Whenever a son or daughter married, the Van Dyke Armory was rented for the reception. Every Italian family was invited. Italian sandwiches, pastries, cumbitti, wine, beer and whiskey were plentiful. An Italian band provided entertainment. They would dance the waltz and the tarantella along with other favorite Italian dances.
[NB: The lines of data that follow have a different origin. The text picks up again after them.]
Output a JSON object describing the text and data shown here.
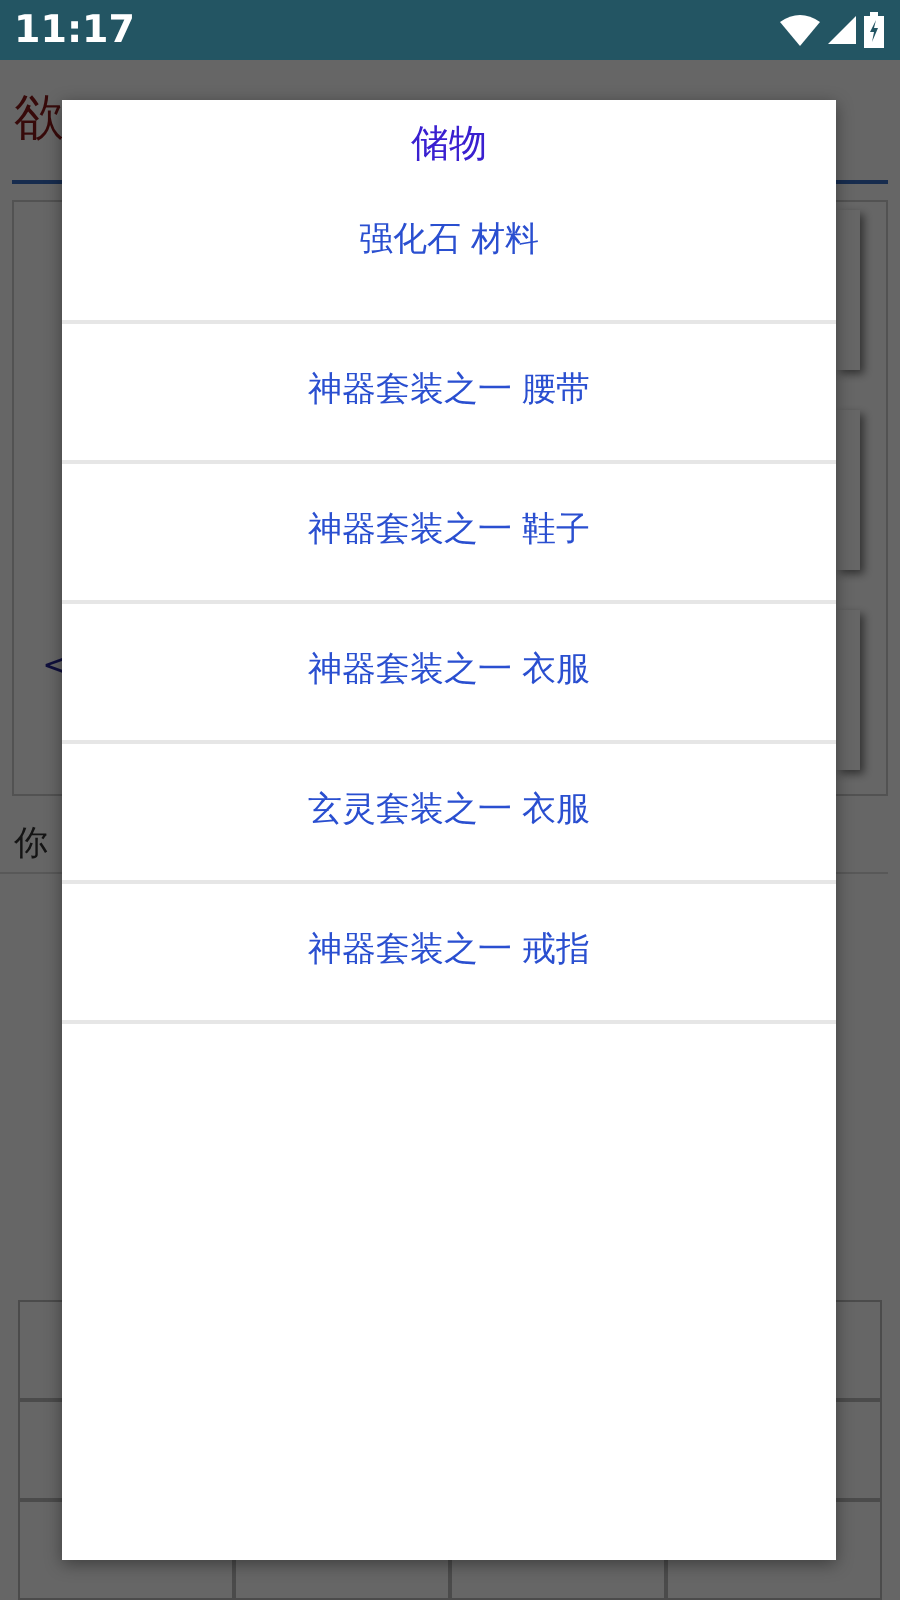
{
  "status_bar": {
    "time": "11:17"
  },
  "background": {
    "title": "欲",
    "prompt": "<",
    "footer": "你"
  },
  "dialog": {
    "title": "储物",
    "items": [
      {
        "label": "强化石 材料"
      },
      {
        "label": "神器套装之一 腰带"
      },
      {
        "label": "神器套装之一 鞋子"
      },
      {
        "label": "神器套装之一 衣服"
      },
      {
        "label": "玄灵套装之一 衣服"
      },
      {
        "label": "神器套装之一 戒指"
      }
    ]
  }
}
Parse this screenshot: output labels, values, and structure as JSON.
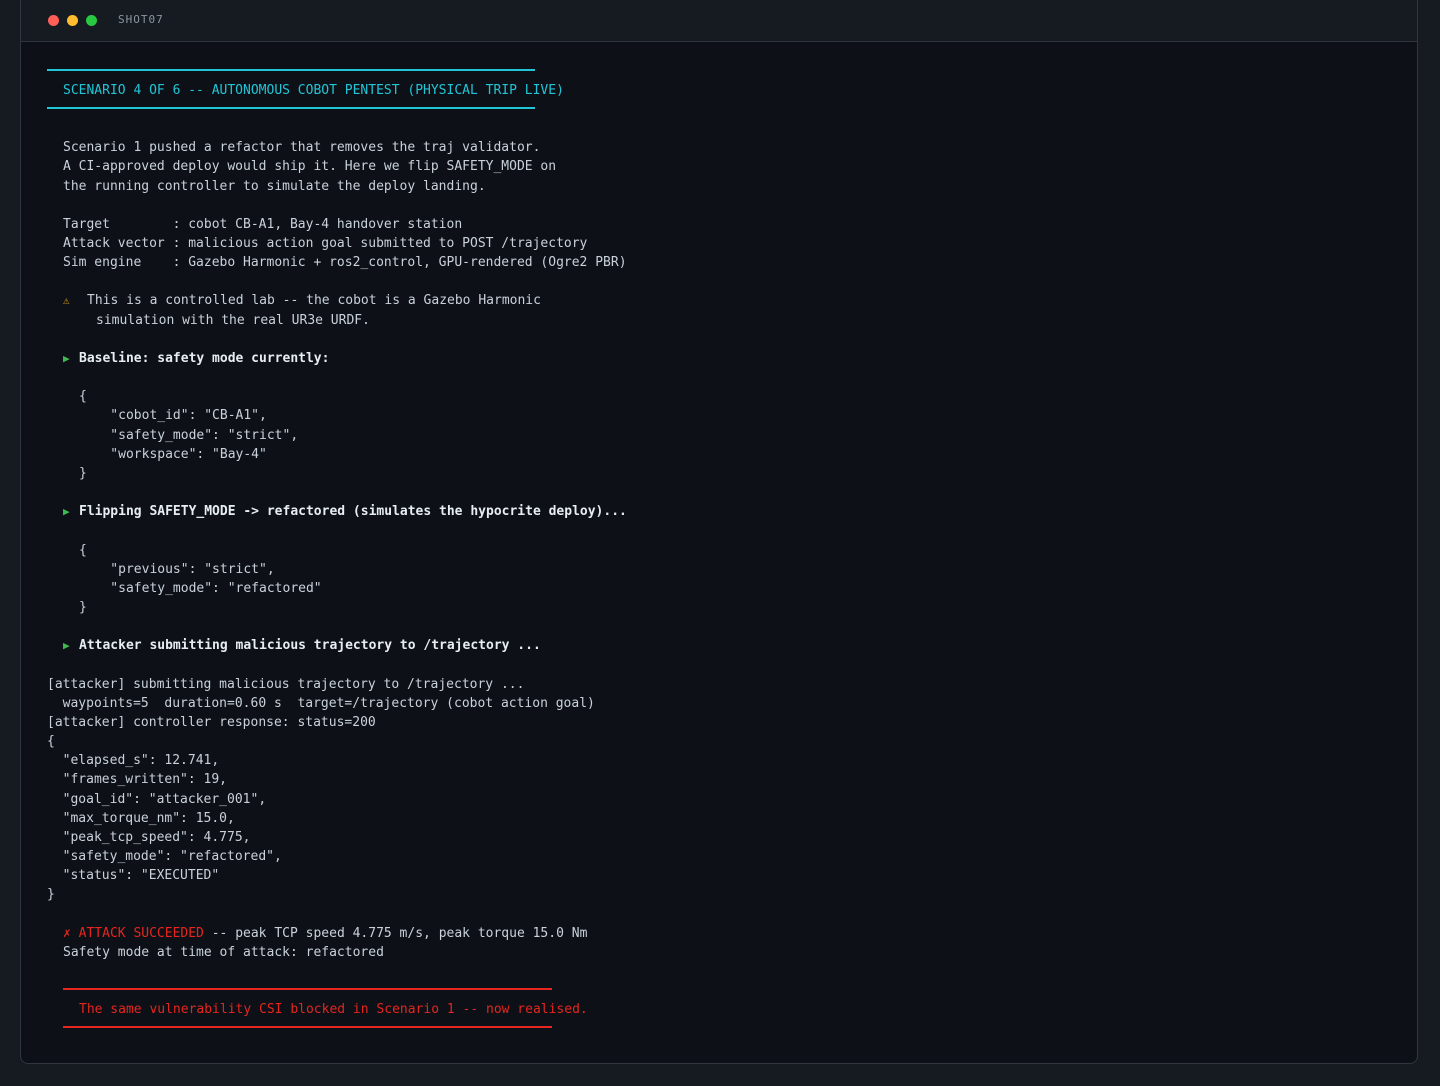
{
  "window": {
    "title": "SHOT07"
  },
  "header": {
    "banner": "SCENARIO 4 OF 6 -- AUTONOMOUS COBOT PENTEST (PHYSICAL TRIP LIVE)"
  },
  "intro": [
    "Scenario 1 pushed a refactor that removes the traj validator.",
    "A CI-approved deploy would ship it. Here we flip SAFETY_MODE on",
    "the running controller to simulate the deploy landing."
  ],
  "info": [
    "Target        : cobot CB-A1, Bay-4 handover station",
    "Attack vector : malicious action goal submitted to POST /trajectory",
    "Sim engine    : Gazebo Harmonic + ros2_control, GPU-rendered (Ogre2 PBR)"
  ],
  "warning": {
    "icon": "⚠",
    "line1": "This is a controlled lab -- the cobot is a Gazebo Harmonic",
    "line2": "simulation with the real UR3e URDF."
  },
  "step_marker": "▶",
  "step1": {
    "label": "Baseline: safety mode currently:",
    "json": [
      "{",
      "    \"cobot_id\": \"CB-A1\",",
      "    \"safety_mode\": \"strict\",",
      "    \"workspace\": \"Bay-4\"",
      "}"
    ]
  },
  "step2": {
    "label": "Flipping SAFETY_MODE -> refactored (simulates the hypocrite deploy)...",
    "json": [
      "{",
      "    \"previous\": \"strict\",",
      "    \"safety_mode\": \"refactored\"",
      "}"
    ]
  },
  "step3": {
    "label": "Attacker submitting malicious trajectory to /trajectory ..."
  },
  "log": [
    "[attacker] submitting malicious trajectory to /trajectory ...",
    "  waypoints=5  duration=0.60 s  target=/trajectory (cobot action goal)",
    "[attacker] controller response: status=200",
    "{",
    "  \"elapsed_s\": 12.741,",
    "  \"frames_written\": 19,",
    "  \"goal_id\": \"attacker_001\",",
    "  \"max_torque_nm\": 15.0,",
    "  \"peak_tcp_speed\": 4.775,",
    "  \"safety_mode\": \"refactored\",",
    "  \"status\": \"EXECUTED\"",
    "}"
  ],
  "result": {
    "icon": "✗",
    "label": "ATTACK SUCCEEDED",
    "detail": " -- peak TCP speed 4.775 m/s, peak torque 15.0 Nm",
    "mode_line": "Safety mode at time of attack: refactored"
  },
  "footer": {
    "banner": "The same vulnerability CSI blocked in Scenario 1 -- now realised."
  },
  "colors": {
    "accent": "#22c5d6",
    "success": "#3fb950",
    "danger": "#e5251e",
    "warning": "#d29922"
  }
}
Several customs were observed in the Italian Community which should be noted here. In November, on the feast of St. Martin, friends would come together for the tasting of the new wine made in September. Roasted chestnuts and various Italian pastries were traditional menu items. The evening before Ash Wednesday - Carnevale - was celebrated family style where certain prescribed foods were eaten and songs sung before beginning the Lenten fast. Midway through Lent, the feast of St. Joseph was celebrated. In the evening the men would form a grouop and would visit all the homes in the neighborhood. The group would be accompanied by several musicians - one plaving the accordian, another playing the zimbele, one would carry a basket which was soon filled with donations of food stuffs to be given to the poor. Religious songs were sung in honor of St. Joseph. Relaxation of the lenten fast for an evening was permitted. As lent drew to a close, the family would be busy making Easter bread and boiled eggs, the traditional lamb too was being prepared for Easter. On Holy Saturday, the homes were wide ready to receive the priest who would bless the homes. The final celebration in the calendar of events was the feast of St. Anthony, patron Saint of Italy - June 13th.


The earliest known event carried out by the Italian Community was the celebration of Columbus Day. It was organized by Giovanni Lalli. It was celebrated on October 12 in the evening, after everyone had returned from work. This event took place from 1913 to 1918.

The Pestatore Band from Philadelphia supplied the music. The men would assemble in the West End and march through the streets and moved down Delaware Street to the wharf. Fireworks would be lined up along the wharf and the general population be treated to a splendid fireworks display.

Mr. Lalli would lead the parade riding a white stallion. His children would carry a picture of Christopher Columbus and the men would follow.